Lorenzo Scupoli
'Unseen Warfare'
(edited by Nicodemus of the Holy Mountain and
revised by Bishop Theophan the Recluse)"


"Ultimate and perfect perfection is attained in Heaven, in the future everlasting life, for which our brief earthly human life serves as but a preparation, just as man's youthful years serve as preparation for future practical activity.

St. Ambrose of Optina"

Constant Peace

Let that which calms my mind and my heart be committed to writing that I may return to constant peace of heart amidst the cares of life. What is it? It is this saying, full trust and power: 'The Lord is everything to me'. This is the priceless treasure, which if we possess we can be calm in every estate, rich in poverty, generous and kind to others in the time of wealth, and not losing hope even after having sinned.

St. John of Kronstadt

"My Life in Christ"

Monday, May 3, 2010

Divine Grace

"By ourselves, we cannot do anything if Christ does not first assist us with His divine grace.

Elder Joseph the Hesychast
'Monastic Wisdom' (Seventieth Letter)"

Sunday, May 2, 2010

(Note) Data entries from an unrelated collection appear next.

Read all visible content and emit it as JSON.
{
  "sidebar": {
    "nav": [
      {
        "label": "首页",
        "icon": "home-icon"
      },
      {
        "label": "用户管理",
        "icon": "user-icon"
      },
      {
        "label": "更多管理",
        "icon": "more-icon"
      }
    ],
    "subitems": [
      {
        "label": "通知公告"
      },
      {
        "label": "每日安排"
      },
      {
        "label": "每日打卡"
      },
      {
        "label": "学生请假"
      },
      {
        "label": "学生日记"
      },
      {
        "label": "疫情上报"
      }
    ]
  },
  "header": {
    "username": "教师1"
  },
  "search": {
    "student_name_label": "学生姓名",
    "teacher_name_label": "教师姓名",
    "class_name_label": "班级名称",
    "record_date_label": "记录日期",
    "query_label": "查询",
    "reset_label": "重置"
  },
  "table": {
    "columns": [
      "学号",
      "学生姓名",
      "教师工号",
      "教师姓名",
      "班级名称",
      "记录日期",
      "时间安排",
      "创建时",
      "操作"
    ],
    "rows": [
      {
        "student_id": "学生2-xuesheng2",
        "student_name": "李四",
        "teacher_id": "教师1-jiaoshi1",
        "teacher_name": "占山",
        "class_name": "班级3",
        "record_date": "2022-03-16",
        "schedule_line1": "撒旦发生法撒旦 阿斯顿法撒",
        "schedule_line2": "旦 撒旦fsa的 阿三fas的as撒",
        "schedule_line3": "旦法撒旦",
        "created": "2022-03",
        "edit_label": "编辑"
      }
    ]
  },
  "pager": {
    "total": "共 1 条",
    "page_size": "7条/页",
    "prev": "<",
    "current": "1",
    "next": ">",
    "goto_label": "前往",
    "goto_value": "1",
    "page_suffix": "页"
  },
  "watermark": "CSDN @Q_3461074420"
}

"A virtuous way of life and gratitude towards God are fruits of man that are pleasing to God. The fruits of the earth are not brought to perfection immediately, but by time, rain and care; similarly, the fruits of men ripen through ascetic practice, study, time, perseverence, self-control, and patience. And if, because of all you do, anyone should ever think that you are a devout man, distrust yourself so long as you are in the body, and think that nothing about you is pleasing to God. For you must know that it is not easy for anyone to keep himself sinless until the end.

St. Antony the Great
'On the Character of Men and on the Virtuous Life'
(The Philokalia)"

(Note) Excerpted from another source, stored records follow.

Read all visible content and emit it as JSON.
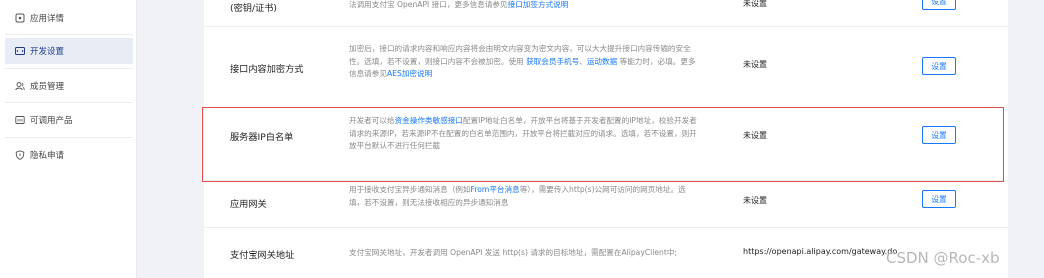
{
  "sidebar": {
    "items": [
      {
        "label": "应用详情",
        "icon": "app-icon"
      },
      {
        "label": "开发设置",
        "icon": "code-icon"
      },
      {
        "label": "成员管理",
        "icon": "members-icon"
      },
      {
        "label": "可调用产品",
        "icon": "products-icon"
      },
      {
        "label": "隐私申请",
        "icon": "shield-icon"
      }
    ],
    "active_index": 1,
    "active_color": "#1f3b8a"
  },
  "rows": [
    {
      "title": "(密钥/证书)",
      "desc": [
        "法调用支付宝 OpenAPI 接口，更多信息请参见",
        "接口加签方式说明"
      ],
      "status": "未设置",
      "button": "设置"
    },
    {
      "title": "接口内容加密方式",
      "desc_lines": [
        [
          "加密后，接口的请求内容和响应内容将会由明文内容变为密文内容，可以大大提升接口内容传输的安全"
        ],
        [
          "性。选填，若不设置，则接口内容不会被加密。使用 ",
          "获取会员手机号",
          "、",
          "运动数据",
          " 等能力时，必填。更多"
        ],
        [
          "信息请参见",
          "AES加密说明"
        ]
      ],
      "status": "未设置",
      "button": "设置"
    },
    {
      "title": "服务器IP白名单",
      "desc_lines": [
        [
          "开发者可以给",
          "资金操作类敏感接口",
          "配置IP地址白名单，开放平台将基于开发者配置的IP地址，校验开发者"
        ],
        [
          "请求的来源IP，若来源IP不在配置的白名单范围内，开放平台将拦截对应的请求。选填，若不设置，则开"
        ],
        [
          "放平台默认不进行任何拦截"
        ]
      ],
      "status": "未设置",
      "button": "设置"
    },
    {
      "title": "应用网关",
      "desc_lines": [
        [
          "用于接收支付宝异步通知消息（例如",
          "From平台消息",
          "等），需要传入http(s)公网可访问的网页地址。选"
        ],
        [
          "填，若不设置，则无法接收相应的异步通知消息"
        ]
      ],
      "status": "未设置",
      "button": "设置"
    },
    {
      "title": "支付宝网关地址",
      "desc_lines": [
        [
          "支付宝网关地址，开发者调用 OpenAPI 发送 http(s) 请求的目标地址，需配置在AlipayClient中;"
        ]
      ],
      "status": "https://openapi.alipay.com/gateway.do"
    }
  ],
  "watermark": "CSDN @Roc-xb",
  "colors": {
    "link": "#1677ff",
    "highlight": "#e05050"
  }
}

Saturday, May 1, 2010

To Be Of God

"...By taking things above us, in a sense familiar to ourselves, and by being entangled by what is congenial to sensible perceptions, and by comparing things Divine with our own conditions, we are led astray through following the Divine and mystical reason after a mere appearance. We ought to know that our mind has the power for thought, through which it views things intellectual, but that the union through which it is brought into contact with things beyond itself surpasses the nature of the mind. We must then contemplate things Divine, after this Union, not after ourselves, but by our whole selves, standing out of our whole selves, and becoming wholly of God. For it is better to be of God, and not of our selves. For thus things Divine will, be given to those who become dear to God.

St. Dionysius the Areopagite
'The Works of Dionysius the Areopagite'
(Caput VII. Concerning Wisdom, Mind, Reason, Truth, Faith)"

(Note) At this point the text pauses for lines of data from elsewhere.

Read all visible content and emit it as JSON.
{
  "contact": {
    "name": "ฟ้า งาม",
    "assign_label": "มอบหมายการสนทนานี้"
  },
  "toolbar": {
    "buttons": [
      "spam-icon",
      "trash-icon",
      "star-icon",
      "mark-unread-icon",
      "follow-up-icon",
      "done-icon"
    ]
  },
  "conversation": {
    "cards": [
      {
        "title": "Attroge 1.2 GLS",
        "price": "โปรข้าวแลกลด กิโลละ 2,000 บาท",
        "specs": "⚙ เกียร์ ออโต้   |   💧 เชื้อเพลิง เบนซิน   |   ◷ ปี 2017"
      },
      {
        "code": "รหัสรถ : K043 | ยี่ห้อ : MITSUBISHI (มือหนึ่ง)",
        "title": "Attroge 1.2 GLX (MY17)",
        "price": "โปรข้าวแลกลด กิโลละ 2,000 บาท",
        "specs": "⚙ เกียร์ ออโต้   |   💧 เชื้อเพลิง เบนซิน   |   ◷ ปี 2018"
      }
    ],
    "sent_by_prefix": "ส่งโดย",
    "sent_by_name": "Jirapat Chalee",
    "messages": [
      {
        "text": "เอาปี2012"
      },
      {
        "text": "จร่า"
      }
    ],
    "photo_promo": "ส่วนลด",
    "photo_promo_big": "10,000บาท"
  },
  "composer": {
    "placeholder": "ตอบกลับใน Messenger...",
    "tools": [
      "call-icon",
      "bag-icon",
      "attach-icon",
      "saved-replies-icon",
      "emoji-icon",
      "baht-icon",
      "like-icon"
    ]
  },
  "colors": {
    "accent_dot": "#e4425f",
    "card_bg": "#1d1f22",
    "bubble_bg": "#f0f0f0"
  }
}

Good Soldier

"When it is most difficult to fight the flesh, then is the time to show your firmness, then is the time not to grow weak in the conflict, but to fight as a good soldier of Christ.

St. John of Kronstadt
'My Life in Christ'"

Holy Man

"From the holy no man takes joy away...

St. Cyril of Alexandria
'Christian Hope: the Promised Joy'"


"...And what shall I say of anger, of discord, of strife: things which should have no place in the Christian heart? Let there be patience in the breast, and these things will have no place there! And should they try to enter they will speedily be excluded, and will depart, so that God may continue to have a peaceful abode in the heart where it pleases Him to dwell.

St. Cyprian of Carthage
'On the Advantages of Patience'"


"Pride is the forerunner of every fall.

Staretz Macarius of Optina
'Russian Letters of Direction'"

Good Works

"We who have received baptism offer good works, not by way of repayment, but to preserve the purity given to us.

St. Mark the Ascetic
'The Philokalia'"